(Website and app data records)
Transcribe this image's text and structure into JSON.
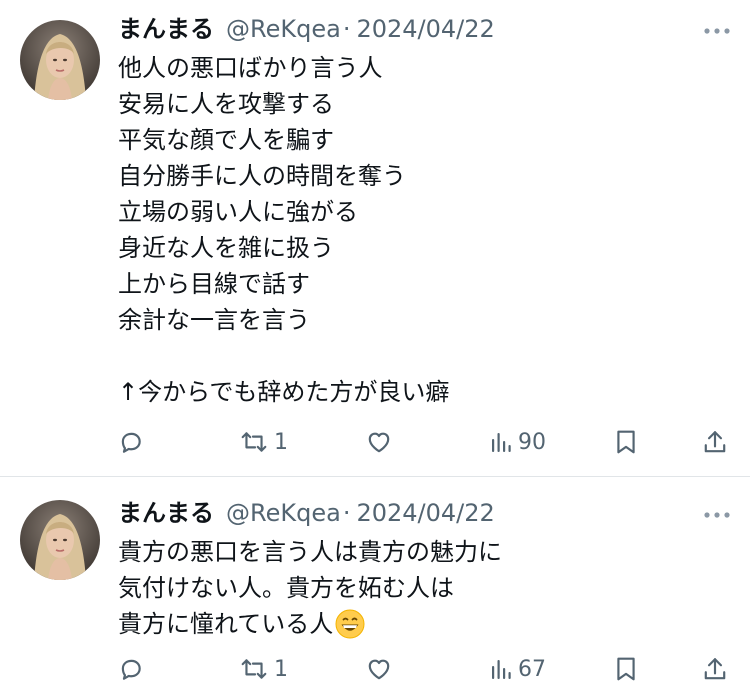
{
  "tweets": [
    {
      "name": "まんまる",
      "handle": "@ReKqea",
      "separator": "·",
      "date": "2024/04/22",
      "text": "他人の悪口ばかり言う人\n安易に人を攻撃する\n平気な顔で人を騙す\n自分勝手に人の時間を奪う\n立場の弱い人に強がる\n身近な人を雑に扱う\n上から目線で話す\n余計な一言を言う\n\n↑今からでも辞めた方が良い癖",
      "retweets": "1",
      "views": "90"
    },
    {
      "name": "まんまる",
      "handle": "@ReKqea",
      "separator": "·",
      "date": "2024/04/22",
      "text": "貴方の悪口を言う人は貴方の魅力に\n気付けない人。貴方を妬む人は\n貴方に憧れている人",
      "emoji": "grinning-face-emoji",
      "retweets": "1",
      "views": "67"
    }
  ],
  "colors": {
    "text": "#0f1419",
    "secondary": "#536471",
    "divider": "#e1e5e8"
  },
  "icons": [
    "more-icon",
    "reply-icon",
    "retweet-icon",
    "like-icon",
    "views-icon",
    "bookmark-icon",
    "share-icon"
  ]
}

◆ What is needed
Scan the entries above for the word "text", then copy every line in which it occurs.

◆ Finished exercise
Transcribe this image's text and structure into JSON.
      "text": "他人の悪口ばかり言う人\n安易に人を攻撃する\n平気な顔で人を騙す\n自分勝手に人の時間を奪う\n立場の弱い人に強がる\n身近な人を雑に扱う\n上から目線で話す\n余計な一言を言う\n\n↑今からでも辞めた方が良い癖",
      "text": "貴方の悪口を言う人は貴方の魅力に\n気付けない人。貴方を妬む人は\n貴方に憧れている人",
    "text": "#0f1419",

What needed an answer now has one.